Why am I telling you this? Because as a society we need to be more honest about the costs of addiction, and change what we think we know about addicts. I’m re-reading “In the realm of hungry ghosts: close encounters with addiction” by Dr Gabor Mate. It’s not an easy read but it gets to the heart of addiction (emotional pain essentially) and has some useful advice for people like myself.
I saw one of the registrars who works with Mr Pennington on Tuesday. They’re pleased with the wound, which no longer needs dressing, and the range of movement I’ve got. I asked if I should exercise just until it gets uncomfortable, or push through? Push through, but not to the point of tears. Ok then – onto it.
Speaking of tears, since a few days post-surgery I’ve had excruciating pain in my hip. I’ve cried a lot – very unusual for me – and am only sleeping a couple of hours at a time. The Dr said it’s bursitis in my hip, brought on by the change in how I’m walking. Normally they’d consider a steroid injection but it would slow down my knee’s healing. If it’s still really bad when I go back in 4 weeks, they’ll relook at it.
If I’m still progressing well at my 6 week appointment they assess me for the waiting list to get my left knee done. By May next year I could be the grateful owner of 2 two knees ❤

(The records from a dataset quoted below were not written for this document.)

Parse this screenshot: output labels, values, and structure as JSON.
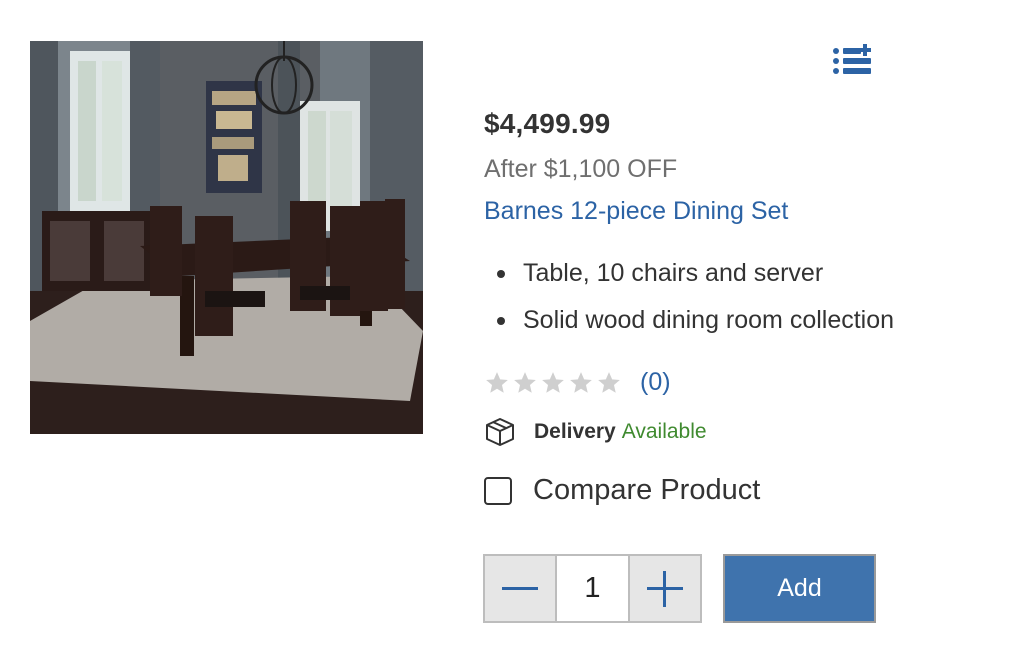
{
  "product": {
    "image_alt": "dining room set photo",
    "price": "$4,499.99",
    "discount": "After $1,100 OFF",
    "title": "Barnes 12-piece Dining Set",
    "features": [
      "Table, 10 chairs and server",
      "Solid wood dining room collection"
    ],
    "rating": {
      "stars_filled": 0,
      "stars_total": 5,
      "count_label": "(0)"
    },
    "delivery": {
      "label": "Delivery",
      "status": "Available"
    }
  },
  "actions": {
    "list_icon": "add-to-list-icon",
    "compare_label": "Compare Product",
    "quantity": "1",
    "add_label": "Add"
  },
  "colors": {
    "link": "#2c63a5",
    "available": "#3f8a2f",
    "add_button": "#3f73ad",
    "star_empty": "#cfcfcf"
  }
}
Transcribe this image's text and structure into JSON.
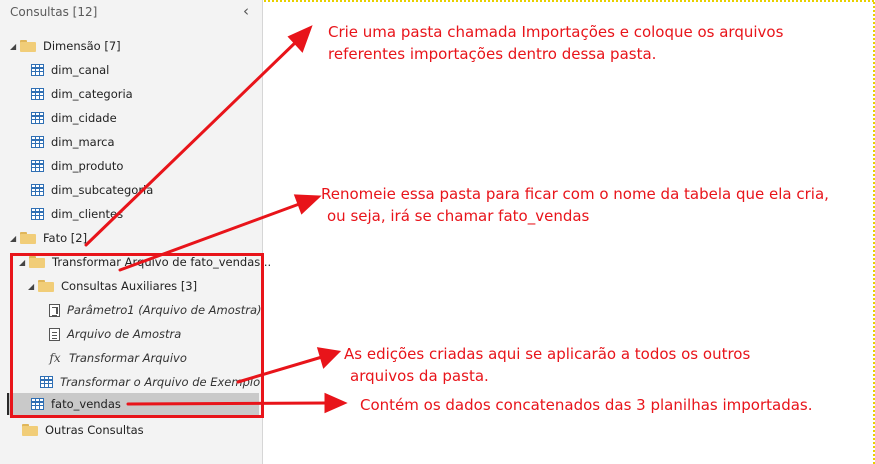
{
  "pane": {
    "header": "Consultas [12]",
    "collapse_icon": "chevron-left-icon",
    "tree": {
      "dimensao": {
        "label": "Dimensão [7]",
        "items": [
          "dim_canal",
          "dim_categoria",
          "dim_cidade",
          "dim_marca",
          "dim_produto",
          "dim_subcategoria",
          "dim_clientes"
        ]
      },
      "fato": {
        "label": "Fato [2]",
        "transformar_folder": "Transformar Arquivo de fato_vendas...",
        "auxiliares_folder": "Consultas Auxiliares [3]",
        "auxiliares_items": [
          "Parâmetro1 (Arquivo de Amostra)",
          "Arquivo de Amostra",
          "Transformar Arquivo"
        ],
        "transformar_exemplo": "Transformar o Arquivo de Exemplo",
        "fato_vendas": "fato_vendas"
      },
      "outras": {
        "label": "Outras Consultas"
      }
    }
  },
  "annotations": {
    "note1_line1": "Crie uma pasta chamada Importações e coloque os arquivos",
    "note1_line2": "referentes importações dentro dessa pasta.",
    "note2_line1": "Renomeie essa pasta para ficar com o nome da tabela que ela cria,",
    "note2_line2": "ou seja, irá se chamar fato_vendas",
    "note3_line1": "As edições criadas aqui se aplicarão a todos os outros",
    "note3_line2": "arquivos da pasta.",
    "note4_line1": "Contém os dados concatenados das 3 planilhas importadas."
  },
  "colors": {
    "annotation": "#e8141a",
    "frame": "#e8d000",
    "pane_bg": "#f3f3f3",
    "selected_row": "#c9c9c9"
  }
}
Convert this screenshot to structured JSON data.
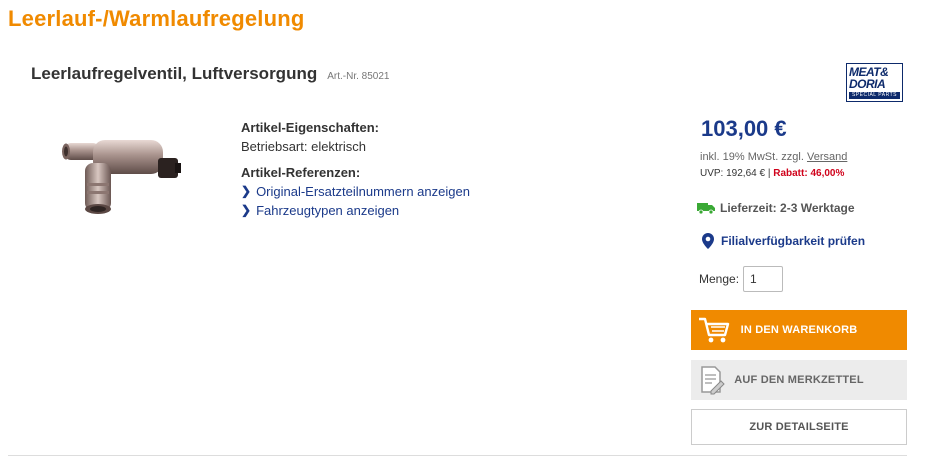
{
  "page": {
    "title": "Leerlauf-/Warmlaufregelung"
  },
  "product": {
    "name": "Leerlaufregelventil, Luftversorgung",
    "art_nr": "Art.-Nr. 85021",
    "brand": {
      "line1": "MEAT&",
      "line2": "DORIA",
      "line3": "SPECIAL PARTS",
      "color": "#0d2a6b"
    },
    "properties_heading": "Artikel-Eigenschaften:",
    "properties": [
      {
        "text": "Betriebsart: elektrisch"
      }
    ],
    "references_heading": "Artikel-Referenzen:",
    "references": [
      {
        "label": "Original-Ersatzteilnummern anzeigen",
        "icon": "chevron-right-icon"
      },
      {
        "label": "Fahrzeugtypen anzeigen",
        "icon": "chevron-right-icon"
      }
    ]
  },
  "pricing": {
    "price": "103,00 €",
    "tax_prefix": "inkl. 19% MwSt. zzgl.",
    "tax_link": "Versand",
    "uvp": "UVP: 192,64 €",
    "separator": "|",
    "discount": "Rabatt: 46,00%",
    "price_color": "#1b3a8a",
    "discount_color": "#d0021b"
  },
  "availability": {
    "delivery_label": "Lieferzeit:",
    "delivery_value": "2-3 Werktage",
    "branch_link": "Filialverfügbarkeit prüfen",
    "truck_color": "#3aa935"
  },
  "quantity": {
    "label": "Menge:",
    "value": "1"
  },
  "actions": {
    "cart": "IN DEN WARENKORB",
    "wishlist": "AUF DEN MERKZETTEL",
    "detail": "ZUR DETAILSEITE",
    "accent": "#f08a00"
  }
}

I must be starting to feel a little bit better; I’ve been finishing off some art journal pages I’ve had lying around. When I can’t be bothered with any art, you know I’m feeling pretty bad! This journal is now so thick it’s hard to get straight scans – they’re not as wonky & unevenly spaced as they appear…